Family

How my teenage daughter overcame her digital addiction

By now she was signed up to Snapchat, Instagram, Twitter, Facebook and Tumblr. We didn't even know about half the accounts she had.

By Karyn Henger

The amount of time kids spend on screens is a growing concern for many parents. It often feels like whatever we try to do to moderate them is not working. While there's no simple solution to curbing kids' obsession with screens and social media, this story about my own teenage daughter turning a corner and walking away might give you hope...

Digital addiction among kids has become a real and worrying trend. Even Apple's own investors have begun urging the company to do something about it.

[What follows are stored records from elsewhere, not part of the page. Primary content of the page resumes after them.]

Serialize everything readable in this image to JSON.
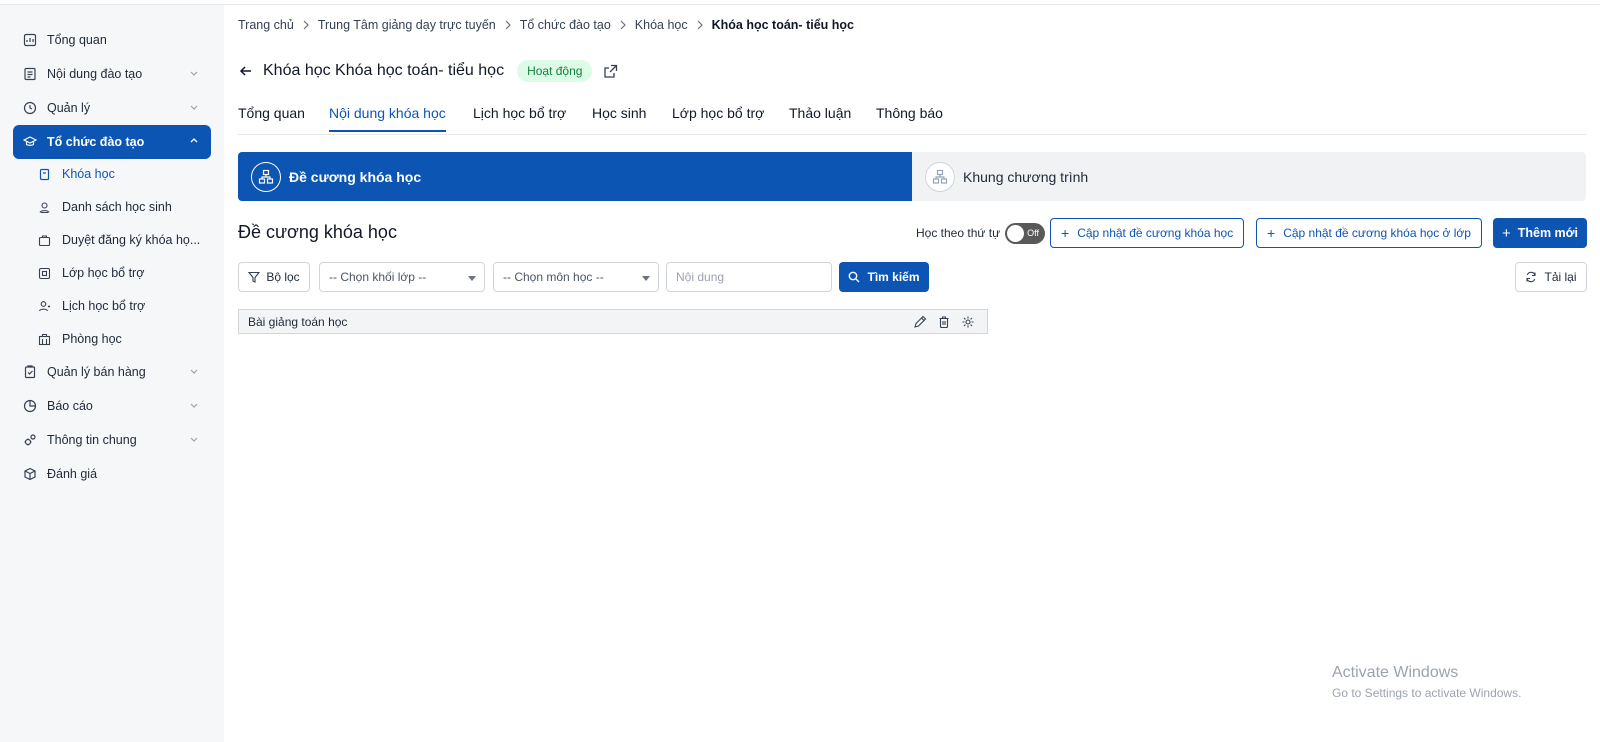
{
  "sidebar": {
    "items": [
      {
        "label": "Tổng quan",
        "icon": "dashboard-icon"
      },
      {
        "label": "Nội dung đào tạo",
        "icon": "document-icon"
      },
      {
        "label": "Quản lý",
        "icon": "check-circle-icon"
      },
      {
        "label": "Tổ chức đào tạo",
        "icon": "graduation-cap-icon"
      },
      {
        "label": "Quản lý bán hàng",
        "icon": "clipboard-check-icon"
      },
      {
        "label": "Báo cáo",
        "icon": "pie-chart-icon"
      },
      {
        "label": "Thông tin chung",
        "icon": "gears-icon"
      },
      {
        "label": "Đánh giá",
        "icon": "cube-icon"
      }
    ],
    "subitems": [
      {
        "label": "Khóa học",
        "icon": "book-icon"
      },
      {
        "label": "Danh sách học sinh",
        "icon": "student-icon"
      },
      {
        "label": "Duyệt đăng ký khóa họ...",
        "icon": "briefcase-icon"
      },
      {
        "label": "Lớp học bổ trợ",
        "icon": "classroom-icon"
      },
      {
        "label": "Lịch học bổ trợ",
        "icon": "user-schedule-icon"
      },
      {
        "label": "Phòng học",
        "icon": "building-icon"
      }
    ]
  },
  "breadcrumb": [
    "Trang chủ",
    "Trung Tâm giảng dạy trực tuyến",
    "Tổ chức đào tạo",
    "Khóa học",
    "Khóa học toán- tiểu học"
  ],
  "header": {
    "title": "Khóa học Khóa học toán- tiểu học",
    "status": "Hoạt động"
  },
  "tabs": [
    "Tổng quan",
    "Nội dung khóa học",
    "Lịch học bổ trợ",
    "Học sinh",
    "Lớp học bổ trợ",
    "Thảo luận",
    "Thông báo"
  ],
  "steps": [
    "Đề cương khóa học",
    "Khung chương trình"
  ],
  "section": {
    "title": "Đề cương khóa học",
    "order_label": "Học theo thứ tự",
    "toggle_text": "Off",
    "update_outline": "Cập nhật đề cương khóa học",
    "update_outline_class": "Cập nhật đề cương khóa học ở lớp",
    "add_new": "Thêm mới"
  },
  "filters": {
    "filter_label": "Bộ lọc",
    "grade_select": "-- Chọn khối lớp --",
    "subject_select": "-- Chọn môn học --",
    "content_placeholder": "Nội dung",
    "search_label": "Tìm kiếm",
    "reload_label": "Tải lại"
  },
  "rows": [
    {
      "title": "Bài giảng toán học"
    }
  ],
  "watermark": {
    "line1": "Activate Windows",
    "line2": "Go to Settings to activate Windows."
  },
  "colors": {
    "primary": "#0d55b2",
    "badge_bg": "#dcfce7",
    "badge_text": "#15803d"
  }
}
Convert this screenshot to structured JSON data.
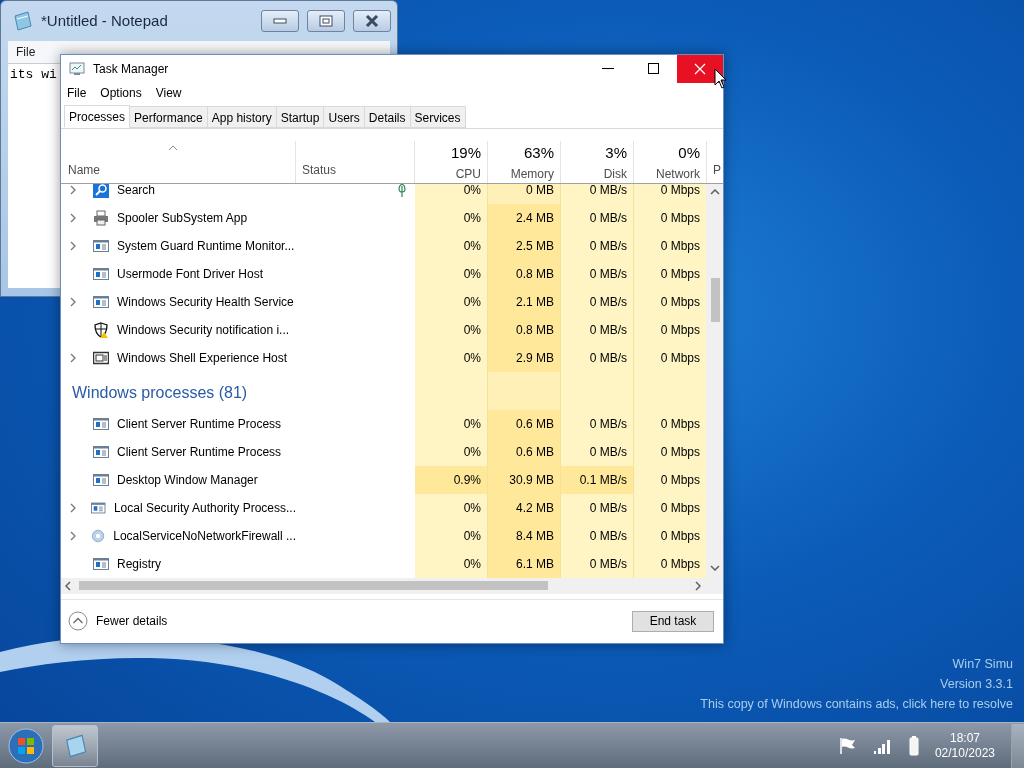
{
  "notepad": {
    "title": "*Untitled - Notepad",
    "menu": [
      "File"
    ],
    "text": "its wi"
  },
  "task_manager": {
    "title": "Task Manager",
    "menu": [
      "File",
      "Options",
      "View"
    ],
    "tabs": [
      {
        "label": "Processes",
        "selected": true
      },
      {
        "label": "Performance",
        "selected": false
      },
      {
        "label": "App history",
        "selected": false
      },
      {
        "label": "Startup",
        "selected": false
      },
      {
        "label": "Users",
        "selected": false
      },
      {
        "label": "Details",
        "selected": false
      },
      {
        "label": "Services",
        "selected": false
      }
    ],
    "columns": [
      {
        "label": "Name"
      },
      {
        "label": "Status"
      },
      {
        "percent": "19%",
        "label": "CPU"
      },
      {
        "percent": "63%",
        "label": "Memory"
      },
      {
        "percent": "3%",
        "label": "Disk"
      },
      {
        "percent": "0%",
        "label": "Network"
      },
      {
        "label": "P"
      }
    ],
    "rows": [
      {
        "kind": "process",
        "name": "Search",
        "expandable": true,
        "suspended": true,
        "cpu": "0%",
        "memory": "0 MB",
        "disk": "0 MB/s",
        "network": "0 Mbps"
      },
      {
        "kind": "process",
        "name": "Spooler SubSystem App",
        "expandable": true,
        "suspended": false,
        "cpu": "0%",
        "memory": "2.4 MB",
        "disk": "0 MB/s",
        "network": "0 Mbps"
      },
      {
        "kind": "process",
        "name": "System Guard Runtime Monitor...",
        "expandable": true,
        "suspended": false,
        "cpu": "0%",
        "memory": "2.5 MB",
        "disk": "0 MB/s",
        "network": "0 Mbps"
      },
      {
        "kind": "process",
        "name": "Usermode Font Driver Host",
        "expandable": false,
        "suspended": false,
        "cpu": "0%",
        "memory": "0.8 MB",
        "disk": "0 MB/s",
        "network": "0 Mbps"
      },
      {
        "kind": "process",
        "name": "Windows Security Health Service",
        "expandable": true,
        "suspended": false,
        "cpu": "0%",
        "memory": "2.1 MB",
        "disk": "0 MB/s",
        "network": "0 Mbps"
      },
      {
        "kind": "process",
        "name": "Windows Security notification i...",
        "expandable": false,
        "suspended": false,
        "cpu": "0%",
        "memory": "0.8 MB",
        "disk": "0 MB/s",
        "network": "0 Mbps"
      },
      {
        "kind": "process",
        "name": "Windows Shell Experience Host",
        "expandable": true,
        "suspended": false,
        "cpu": "0%",
        "memory": "2.9 MB",
        "disk": "0 MB/s",
        "network": "0 Mbps"
      },
      {
        "kind": "group",
        "name": "Windows processes (81)"
      },
      {
        "kind": "process",
        "name": "Client Server Runtime Process",
        "expandable": false,
        "suspended": false,
        "cpu": "0%",
        "memory": "0.6 MB",
        "disk": "0 MB/s",
        "network": "0 Mbps"
      },
      {
        "kind": "process",
        "name": "Client Server Runtime Process",
        "expandable": false,
        "suspended": false,
        "cpu": "0%",
        "memory": "0.6 MB",
        "disk": "0 MB/s",
        "network": "0 Mbps"
      },
      {
        "kind": "process",
        "name": "Desktop Window Manager",
        "expandable": false,
        "suspended": false,
        "cpu": "0.9%",
        "memory": "30.9 MB",
        "disk": "0.1 MB/s",
        "network": "0 Mbps"
      },
      {
        "kind": "process",
        "name": "Local Security Authority Process...",
        "expandable": true,
        "suspended": false,
        "cpu": "0%",
        "memory": "4.2 MB",
        "disk": "0 MB/s",
        "network": "0 Mbps"
      },
      {
        "kind": "process",
        "name": "LocalServiceNoNetworkFirewall ...",
        "expandable": true,
        "suspended": false,
        "cpu": "0%",
        "memory": "8.4 MB",
        "disk": "0 MB/s",
        "network": "0 Mbps"
      },
      {
        "kind": "process",
        "name": "Registry",
        "expandable": false,
        "suspended": false,
        "cpu": "0%",
        "memory": "6.1 MB",
        "disk": "0 MB/s",
        "network": "0 Mbps"
      }
    ],
    "fewer_details": "Fewer details",
    "end_task": "End task"
  },
  "desktop": {
    "notice": [
      "Win7 Simu",
      "Version 3.3.1",
      "This copy of Windows contains ads, click here to resolve"
    ]
  },
  "taskbar": {
    "time": "18:07",
    "date": "02/10/2023"
  }
}
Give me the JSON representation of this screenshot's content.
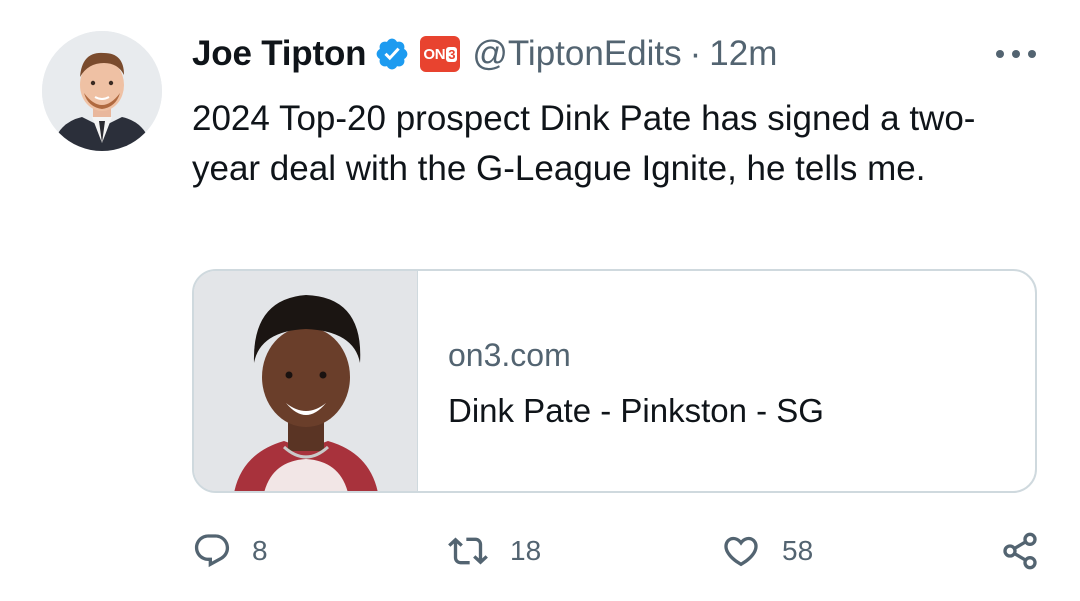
{
  "author": {
    "display_name": "Joe Tipton",
    "handle": "@TiptonEdits",
    "separator": "·",
    "time": "12m",
    "affiliate_badge": {
      "text": "ON",
      "num": "3"
    },
    "verified_color": "#1d9bf0"
  },
  "tweet": {
    "text": "2024 Top-20 prospect Dink Pate has signed a two-year deal with the G-League Ignite, he tells me."
  },
  "card": {
    "domain": "on3.com",
    "title": "Dink Pate - Pinkston - SG"
  },
  "actions": {
    "replies": "8",
    "retweets": "18",
    "likes": "58"
  },
  "icons": [
    "avatar",
    "verified-icon",
    "affiliate-badge",
    "more-icon",
    "reply-icon",
    "retweet-icon",
    "like-icon",
    "share-icon"
  ],
  "colors": {
    "text": "#0f1419",
    "secondary": "#536471",
    "border": "#cfd9de",
    "badge": "#e8432f"
  }
}
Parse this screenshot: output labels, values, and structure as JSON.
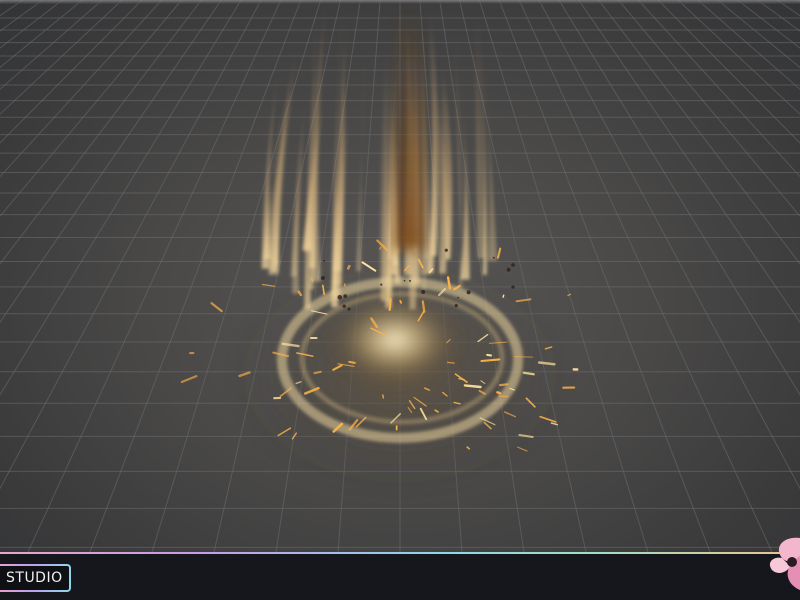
{
  "studio_badge": {
    "label": "STUDIO"
  },
  "viewport": {
    "background_color": "#494847",
    "grid_color": "#6d6d6f",
    "effect_colors": {
      "spark": "#ffb347",
      "flame_core": "#fff2c2",
      "smoke": "#6b4a2a"
    }
  },
  "brand": {
    "logo_icon": "petal-logo-icon",
    "accent_colors": [
      "#f2a0c8",
      "#b8a2ee",
      "#8ed8ea"
    ]
  }
}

My oldest daughter, now 16, began her love affair with screens at age 11. When she started intermediate we were encouraged by her school, at a parent evening, to provide her with an Ipad for learning and a phone to stay in touch (as our kids were becoming more independent).

Not wanting her to 'miss out' we obliged, giving her both - as many parents do.

In hindsight I would say we began to notice a change in her almost straight away. While she still socialised with friends and her schoolwork didn't suffer, we found ourselves nagging her more and more to get off her phone/Ipad.

Over time she began spending more time socialising online than in person, then eventually it became perfectly normal to see her lying on her bed looking at her screen every single time we walked past her room.

Sometimes she was doing homework. But more often than not she was on Snapchat, playing Minecraft or watching Youtube videos.

I would call what we witnessed a growing addiction, which seemed to really take hold from age 13 or 14. By now she was signed up to Snapchat, Instagram, Twitter, Facebook and Tumblr. We didn't even know about half the accounts she had.

Have you heard about streaks? On Snapchat if you exchange 'snaps' or messages with someone for more than three days in a row, a number appears by their name, signifying you have "a streak" going with them. Every day you keep the streak going, the number counts up and after 100 days, the 100 emoji appears.

If that's not a ploy to keep kids coming back to the app, I don't know what is.

Our daughter admitted to me that she had Snapchat streaks going with 100 people. She also had six Instagram accounts and one of them had a following of 50,000.

The amount of time she would have spent managing those accounts!

As terrible as we sound as parents for letting it get to that point, it's not like we didn't try to get her off her screen. We had time restrictions on when she could be online, we turned off the wi-fi, we took her screens away at night, we confiscated her devices for disrespectful behaviour.

We supported her to play sport so she'd at least get some time out of the house. We enforced family outings. And I nagged.

"Life is passing you by," I would tell her. "You're not living.

"To make real connections with people you need to actually spend time with them."

And then one day not very long ago, completely out of the blue, she announced she was bored with spending so much time on her phone and would be quitting social media.

I almost crashed the car.

What had changed? She claims it was a slow awakening that she experienced over a period of a few months.

She had recently landed a job at a supermarket and was working up to 40 hours a week over the school holidays. As well as getting her out of bed every morning, the job kept her off her phone and then she'd come home, tired, and - I now realise - not in the mood for managing all of those streaks and accounts.

The new job also seemed to make her happier and I believe her interactions with the customers reminded her of how much she enjoyed people.

From the six Insta accounts, Facebook, Tumblr, Snapchat and Twitter she is now down to one Instagram account (we can live with that), and says there's no looking back.

While her work clearly had an influence, she also attributes a '30-day minimalism challenge' she completed to the turnaround.

"There's a bunch of them on Google and a lot of them say to clear out online stuff," she says.

For some reason, the messaging struck a chord.

Did my nagging have any effect?

"I guess your nagging could have put the idea in my head or helped it along," she conceded, "but I got rid of these accounts really slowly. It took me like six months to get to where I am now and I did it without realising. It was a subconscious thing.

"Working definitely helped though because I realised I didn't have time and didn't want to waste time on things like streaks."

So what advice would she give to parents? With respect, let's put the parenting experts and internet safety groups to one side for a moment. What does a kid who has turned a corner have to say?

"If you are nagging your kids to get off social media they'll just continue without telling you and probably be more interested in joining more social media instead," she says. "It's better to just let us grow out of it I think.

"But if we have a distraction like work or sports or other hobbies it's a lot easier for us to stay away from social media just because we don't have time.

"I also think it's a maturity thing, like I've grown out of the silly things I used to do on social media like streaks because I now see them as pointless and a waste of time."

For the cynics out there, I asked her whether she'd just reopen her accounts in a month's time?

"I don't think I will reopen my accounts in a month because I'd still be working and have even more on with school and have even less time for things like that."

I am under no illusion that she will now be offline 24/7. This is the 21st century. But I can see she has turned a corner and come to a new way of thinking.

I have never felt more relieved.